[Work required]:
Examine each line of the data. Copy the line if it includes the word "title".

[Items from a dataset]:
*** Block opens ***

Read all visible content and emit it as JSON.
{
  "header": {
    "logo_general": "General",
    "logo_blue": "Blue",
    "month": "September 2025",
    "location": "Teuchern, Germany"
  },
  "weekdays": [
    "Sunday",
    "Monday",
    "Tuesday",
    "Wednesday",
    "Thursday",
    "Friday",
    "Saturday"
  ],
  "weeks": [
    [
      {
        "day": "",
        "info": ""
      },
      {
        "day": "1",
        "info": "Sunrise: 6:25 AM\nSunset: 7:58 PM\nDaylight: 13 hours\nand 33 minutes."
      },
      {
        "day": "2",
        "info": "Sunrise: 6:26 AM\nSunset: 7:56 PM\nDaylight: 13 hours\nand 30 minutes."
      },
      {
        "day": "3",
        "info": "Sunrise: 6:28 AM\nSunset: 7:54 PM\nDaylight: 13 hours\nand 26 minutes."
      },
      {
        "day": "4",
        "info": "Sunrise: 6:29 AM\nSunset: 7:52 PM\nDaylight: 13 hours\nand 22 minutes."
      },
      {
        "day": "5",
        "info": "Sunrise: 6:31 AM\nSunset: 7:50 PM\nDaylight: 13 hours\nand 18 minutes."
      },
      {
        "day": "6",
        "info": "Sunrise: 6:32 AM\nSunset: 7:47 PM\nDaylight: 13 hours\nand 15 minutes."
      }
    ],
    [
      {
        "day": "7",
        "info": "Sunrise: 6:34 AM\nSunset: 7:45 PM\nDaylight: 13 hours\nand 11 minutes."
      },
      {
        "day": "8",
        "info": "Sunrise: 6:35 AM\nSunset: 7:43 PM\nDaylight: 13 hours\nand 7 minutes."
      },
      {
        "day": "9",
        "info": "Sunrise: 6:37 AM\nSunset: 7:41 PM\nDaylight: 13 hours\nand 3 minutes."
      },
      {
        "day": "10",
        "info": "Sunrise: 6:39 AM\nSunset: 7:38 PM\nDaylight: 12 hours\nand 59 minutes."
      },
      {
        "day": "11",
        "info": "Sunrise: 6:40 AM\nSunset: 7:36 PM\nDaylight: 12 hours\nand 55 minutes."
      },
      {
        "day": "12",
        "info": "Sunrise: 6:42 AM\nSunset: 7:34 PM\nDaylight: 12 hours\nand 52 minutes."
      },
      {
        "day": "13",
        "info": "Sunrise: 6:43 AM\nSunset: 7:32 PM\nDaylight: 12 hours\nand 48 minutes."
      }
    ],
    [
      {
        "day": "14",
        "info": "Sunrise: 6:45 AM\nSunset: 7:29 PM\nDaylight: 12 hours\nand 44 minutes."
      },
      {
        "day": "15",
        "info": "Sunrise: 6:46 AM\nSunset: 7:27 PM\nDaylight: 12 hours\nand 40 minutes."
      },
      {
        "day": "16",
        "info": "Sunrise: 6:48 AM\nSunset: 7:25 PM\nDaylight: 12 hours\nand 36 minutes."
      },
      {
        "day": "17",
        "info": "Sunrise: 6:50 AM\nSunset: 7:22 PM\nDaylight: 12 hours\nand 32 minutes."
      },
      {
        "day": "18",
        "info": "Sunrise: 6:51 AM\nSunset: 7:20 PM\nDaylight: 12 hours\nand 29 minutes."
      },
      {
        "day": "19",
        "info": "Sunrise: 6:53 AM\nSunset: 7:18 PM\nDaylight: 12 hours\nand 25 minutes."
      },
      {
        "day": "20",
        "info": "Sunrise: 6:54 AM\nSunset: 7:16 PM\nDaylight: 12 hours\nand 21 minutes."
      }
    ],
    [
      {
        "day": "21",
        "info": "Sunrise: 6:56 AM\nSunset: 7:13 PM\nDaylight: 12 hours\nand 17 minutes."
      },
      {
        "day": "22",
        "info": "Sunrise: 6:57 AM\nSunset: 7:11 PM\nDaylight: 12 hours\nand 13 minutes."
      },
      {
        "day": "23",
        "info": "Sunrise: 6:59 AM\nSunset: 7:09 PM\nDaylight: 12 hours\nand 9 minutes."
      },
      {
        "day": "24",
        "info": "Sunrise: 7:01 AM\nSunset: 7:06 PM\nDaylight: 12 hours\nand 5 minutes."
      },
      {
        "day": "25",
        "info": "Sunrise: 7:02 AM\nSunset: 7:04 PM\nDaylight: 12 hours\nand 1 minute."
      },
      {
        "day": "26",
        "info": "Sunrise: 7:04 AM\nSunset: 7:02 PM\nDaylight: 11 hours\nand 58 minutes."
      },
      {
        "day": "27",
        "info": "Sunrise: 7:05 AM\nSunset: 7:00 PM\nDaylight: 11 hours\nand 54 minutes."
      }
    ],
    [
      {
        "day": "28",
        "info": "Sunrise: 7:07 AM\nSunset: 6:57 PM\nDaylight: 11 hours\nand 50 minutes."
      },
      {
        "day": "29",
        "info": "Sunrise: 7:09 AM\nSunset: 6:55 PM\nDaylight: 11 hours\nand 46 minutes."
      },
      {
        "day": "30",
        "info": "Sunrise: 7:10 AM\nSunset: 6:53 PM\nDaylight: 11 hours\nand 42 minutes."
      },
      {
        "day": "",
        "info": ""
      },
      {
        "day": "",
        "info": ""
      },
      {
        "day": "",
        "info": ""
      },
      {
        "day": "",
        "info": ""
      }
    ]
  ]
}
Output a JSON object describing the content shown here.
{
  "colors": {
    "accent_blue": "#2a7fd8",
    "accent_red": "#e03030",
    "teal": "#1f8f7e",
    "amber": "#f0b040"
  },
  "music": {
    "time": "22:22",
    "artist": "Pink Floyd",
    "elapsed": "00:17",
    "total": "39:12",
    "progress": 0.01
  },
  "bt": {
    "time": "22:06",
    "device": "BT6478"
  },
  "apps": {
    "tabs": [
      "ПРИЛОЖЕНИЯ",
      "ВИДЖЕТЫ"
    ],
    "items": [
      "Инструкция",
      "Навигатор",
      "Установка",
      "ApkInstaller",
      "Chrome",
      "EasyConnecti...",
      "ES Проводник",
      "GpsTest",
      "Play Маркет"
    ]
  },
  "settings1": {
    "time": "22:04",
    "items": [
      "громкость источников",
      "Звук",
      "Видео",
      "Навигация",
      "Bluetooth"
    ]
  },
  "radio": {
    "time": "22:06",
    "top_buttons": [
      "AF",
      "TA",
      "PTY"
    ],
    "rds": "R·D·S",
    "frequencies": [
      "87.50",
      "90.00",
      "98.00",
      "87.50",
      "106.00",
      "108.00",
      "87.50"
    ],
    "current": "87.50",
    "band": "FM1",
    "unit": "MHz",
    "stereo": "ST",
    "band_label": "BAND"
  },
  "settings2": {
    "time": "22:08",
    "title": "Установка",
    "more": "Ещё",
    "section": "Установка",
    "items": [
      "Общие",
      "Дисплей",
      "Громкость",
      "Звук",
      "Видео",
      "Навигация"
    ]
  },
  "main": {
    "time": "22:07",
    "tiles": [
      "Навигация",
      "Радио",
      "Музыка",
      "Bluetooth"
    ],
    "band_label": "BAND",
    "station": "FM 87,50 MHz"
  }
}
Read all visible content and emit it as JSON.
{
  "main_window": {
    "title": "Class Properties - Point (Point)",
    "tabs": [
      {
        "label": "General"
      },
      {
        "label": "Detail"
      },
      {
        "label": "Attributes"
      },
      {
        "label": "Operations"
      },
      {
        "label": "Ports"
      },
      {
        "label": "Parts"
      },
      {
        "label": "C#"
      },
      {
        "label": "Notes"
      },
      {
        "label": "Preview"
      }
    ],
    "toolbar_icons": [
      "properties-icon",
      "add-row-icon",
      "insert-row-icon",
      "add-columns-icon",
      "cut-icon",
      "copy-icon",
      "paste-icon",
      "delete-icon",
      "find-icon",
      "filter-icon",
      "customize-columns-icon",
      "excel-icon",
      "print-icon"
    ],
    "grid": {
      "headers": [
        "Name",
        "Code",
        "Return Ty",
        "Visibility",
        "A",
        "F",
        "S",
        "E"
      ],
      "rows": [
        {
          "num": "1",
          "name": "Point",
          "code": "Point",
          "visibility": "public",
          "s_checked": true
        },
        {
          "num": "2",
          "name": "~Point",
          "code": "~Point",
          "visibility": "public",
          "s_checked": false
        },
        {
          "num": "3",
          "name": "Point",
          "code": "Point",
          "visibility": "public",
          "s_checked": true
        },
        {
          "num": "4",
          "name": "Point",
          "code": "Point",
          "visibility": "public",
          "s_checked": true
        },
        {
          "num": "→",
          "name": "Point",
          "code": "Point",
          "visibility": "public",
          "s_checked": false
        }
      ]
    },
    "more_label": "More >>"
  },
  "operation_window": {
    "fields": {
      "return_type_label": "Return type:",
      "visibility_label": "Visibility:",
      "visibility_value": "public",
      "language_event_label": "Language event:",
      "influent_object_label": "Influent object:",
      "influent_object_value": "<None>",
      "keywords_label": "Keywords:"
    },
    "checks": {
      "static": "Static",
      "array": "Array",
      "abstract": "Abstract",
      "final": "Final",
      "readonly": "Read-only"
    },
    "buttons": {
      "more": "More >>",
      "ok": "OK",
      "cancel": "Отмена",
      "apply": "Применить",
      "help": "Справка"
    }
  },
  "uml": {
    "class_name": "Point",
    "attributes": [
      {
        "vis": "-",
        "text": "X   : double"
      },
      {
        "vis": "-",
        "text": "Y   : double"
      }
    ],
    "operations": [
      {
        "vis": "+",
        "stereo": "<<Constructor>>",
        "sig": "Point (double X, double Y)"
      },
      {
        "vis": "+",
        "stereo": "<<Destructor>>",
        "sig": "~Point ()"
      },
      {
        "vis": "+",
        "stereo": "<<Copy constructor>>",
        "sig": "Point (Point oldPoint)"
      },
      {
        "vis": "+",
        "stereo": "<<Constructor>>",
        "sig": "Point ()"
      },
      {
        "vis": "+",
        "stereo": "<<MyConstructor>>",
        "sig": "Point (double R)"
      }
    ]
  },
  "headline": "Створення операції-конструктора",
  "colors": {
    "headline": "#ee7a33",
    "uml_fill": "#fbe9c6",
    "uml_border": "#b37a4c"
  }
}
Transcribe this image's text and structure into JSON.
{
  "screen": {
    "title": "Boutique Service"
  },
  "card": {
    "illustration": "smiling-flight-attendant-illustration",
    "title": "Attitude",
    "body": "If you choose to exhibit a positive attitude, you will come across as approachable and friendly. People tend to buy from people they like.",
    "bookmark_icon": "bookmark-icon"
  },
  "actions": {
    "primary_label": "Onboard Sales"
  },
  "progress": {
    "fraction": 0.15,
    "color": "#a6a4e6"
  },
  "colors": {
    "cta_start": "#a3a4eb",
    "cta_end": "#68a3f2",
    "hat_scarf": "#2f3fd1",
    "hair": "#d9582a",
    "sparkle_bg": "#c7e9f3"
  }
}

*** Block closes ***

[Output]:
    "title": "Установка",
    "title": "Class Properties - Point (Point)",
    "title": "Boutique Service"
    "title": "Attitude",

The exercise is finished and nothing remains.